BRIEF →
When the string "воздуха" occurs in a line of the listing below, return that line.

LISTED RECORDS →

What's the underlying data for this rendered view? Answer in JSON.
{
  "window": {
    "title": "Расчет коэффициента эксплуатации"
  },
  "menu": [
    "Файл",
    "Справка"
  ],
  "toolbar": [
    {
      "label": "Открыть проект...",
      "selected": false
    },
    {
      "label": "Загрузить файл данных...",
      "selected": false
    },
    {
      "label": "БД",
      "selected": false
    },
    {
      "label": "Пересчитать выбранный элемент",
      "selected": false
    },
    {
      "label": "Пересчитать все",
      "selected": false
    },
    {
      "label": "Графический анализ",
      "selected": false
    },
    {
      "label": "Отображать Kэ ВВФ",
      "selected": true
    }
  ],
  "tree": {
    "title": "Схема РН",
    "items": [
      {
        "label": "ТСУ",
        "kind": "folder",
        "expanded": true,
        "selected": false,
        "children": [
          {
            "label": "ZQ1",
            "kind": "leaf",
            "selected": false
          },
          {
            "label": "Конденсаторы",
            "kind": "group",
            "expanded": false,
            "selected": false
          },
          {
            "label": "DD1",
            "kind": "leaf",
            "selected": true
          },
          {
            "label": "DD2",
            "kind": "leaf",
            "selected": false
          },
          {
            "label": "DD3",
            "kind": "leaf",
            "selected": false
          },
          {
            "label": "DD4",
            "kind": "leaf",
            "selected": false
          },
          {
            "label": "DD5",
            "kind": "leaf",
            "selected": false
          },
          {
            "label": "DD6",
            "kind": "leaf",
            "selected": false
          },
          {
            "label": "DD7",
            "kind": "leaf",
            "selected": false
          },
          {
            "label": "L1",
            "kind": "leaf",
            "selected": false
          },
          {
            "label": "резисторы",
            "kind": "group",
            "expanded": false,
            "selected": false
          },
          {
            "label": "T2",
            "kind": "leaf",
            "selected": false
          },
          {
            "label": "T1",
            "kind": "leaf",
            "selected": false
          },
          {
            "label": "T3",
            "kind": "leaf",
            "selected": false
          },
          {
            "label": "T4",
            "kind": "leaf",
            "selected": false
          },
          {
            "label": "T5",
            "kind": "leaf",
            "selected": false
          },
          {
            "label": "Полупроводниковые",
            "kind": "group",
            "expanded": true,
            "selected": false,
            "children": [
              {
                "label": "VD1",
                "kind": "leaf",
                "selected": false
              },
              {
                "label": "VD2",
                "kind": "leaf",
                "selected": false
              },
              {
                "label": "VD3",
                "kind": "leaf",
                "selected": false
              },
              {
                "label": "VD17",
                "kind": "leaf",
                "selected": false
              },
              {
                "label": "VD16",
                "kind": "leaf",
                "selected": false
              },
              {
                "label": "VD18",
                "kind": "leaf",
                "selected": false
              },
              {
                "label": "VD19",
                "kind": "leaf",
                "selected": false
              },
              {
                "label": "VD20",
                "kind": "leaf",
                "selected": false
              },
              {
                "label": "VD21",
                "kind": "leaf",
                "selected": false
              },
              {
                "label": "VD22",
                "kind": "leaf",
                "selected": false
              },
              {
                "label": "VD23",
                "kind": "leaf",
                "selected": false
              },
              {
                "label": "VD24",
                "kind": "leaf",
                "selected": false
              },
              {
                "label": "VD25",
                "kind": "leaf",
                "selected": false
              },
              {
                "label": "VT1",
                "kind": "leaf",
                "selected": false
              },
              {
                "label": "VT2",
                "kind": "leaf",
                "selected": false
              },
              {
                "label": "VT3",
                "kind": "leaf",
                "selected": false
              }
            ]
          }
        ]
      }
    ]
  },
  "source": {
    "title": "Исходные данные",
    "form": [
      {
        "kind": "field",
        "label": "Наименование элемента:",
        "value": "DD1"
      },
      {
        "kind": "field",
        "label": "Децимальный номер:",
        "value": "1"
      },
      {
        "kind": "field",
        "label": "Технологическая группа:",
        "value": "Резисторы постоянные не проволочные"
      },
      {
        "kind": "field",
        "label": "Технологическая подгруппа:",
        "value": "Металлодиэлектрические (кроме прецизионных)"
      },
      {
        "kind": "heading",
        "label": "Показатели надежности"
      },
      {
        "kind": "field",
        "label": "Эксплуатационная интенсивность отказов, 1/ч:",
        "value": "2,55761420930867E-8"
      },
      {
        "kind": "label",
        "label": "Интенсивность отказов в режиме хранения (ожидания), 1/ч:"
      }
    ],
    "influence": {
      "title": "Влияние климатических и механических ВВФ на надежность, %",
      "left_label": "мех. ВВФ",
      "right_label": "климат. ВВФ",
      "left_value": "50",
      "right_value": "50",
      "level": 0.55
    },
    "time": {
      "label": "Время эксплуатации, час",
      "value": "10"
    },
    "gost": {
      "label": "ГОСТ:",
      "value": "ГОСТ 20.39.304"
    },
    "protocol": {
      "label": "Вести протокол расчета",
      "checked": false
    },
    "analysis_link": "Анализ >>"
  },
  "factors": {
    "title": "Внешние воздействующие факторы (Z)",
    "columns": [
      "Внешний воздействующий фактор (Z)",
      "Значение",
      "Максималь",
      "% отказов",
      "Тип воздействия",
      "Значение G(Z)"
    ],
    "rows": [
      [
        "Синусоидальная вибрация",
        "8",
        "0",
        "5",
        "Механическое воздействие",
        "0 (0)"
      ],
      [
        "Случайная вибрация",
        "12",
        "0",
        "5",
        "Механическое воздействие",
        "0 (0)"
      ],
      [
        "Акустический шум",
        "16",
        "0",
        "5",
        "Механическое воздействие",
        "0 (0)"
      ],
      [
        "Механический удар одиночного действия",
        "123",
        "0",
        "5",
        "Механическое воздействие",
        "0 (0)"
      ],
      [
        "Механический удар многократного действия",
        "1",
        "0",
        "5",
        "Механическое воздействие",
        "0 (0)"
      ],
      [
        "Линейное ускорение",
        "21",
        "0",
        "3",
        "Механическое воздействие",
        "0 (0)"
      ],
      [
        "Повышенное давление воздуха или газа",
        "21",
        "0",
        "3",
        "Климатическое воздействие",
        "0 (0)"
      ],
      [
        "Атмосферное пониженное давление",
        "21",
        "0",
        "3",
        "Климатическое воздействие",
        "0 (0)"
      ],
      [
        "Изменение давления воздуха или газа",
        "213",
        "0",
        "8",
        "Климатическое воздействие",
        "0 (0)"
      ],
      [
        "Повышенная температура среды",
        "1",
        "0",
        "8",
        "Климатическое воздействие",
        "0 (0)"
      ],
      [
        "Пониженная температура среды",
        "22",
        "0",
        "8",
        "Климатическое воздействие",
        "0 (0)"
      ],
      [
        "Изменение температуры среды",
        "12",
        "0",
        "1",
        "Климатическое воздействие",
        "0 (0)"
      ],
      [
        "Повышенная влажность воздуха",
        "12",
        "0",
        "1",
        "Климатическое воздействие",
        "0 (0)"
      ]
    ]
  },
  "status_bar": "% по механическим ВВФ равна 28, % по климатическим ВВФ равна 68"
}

RESPONSE BOX →
        "Повышенное давление воздуха или газа",
        "Изменение давления воздуха или газа",
        "Повышенная влажность воздуха",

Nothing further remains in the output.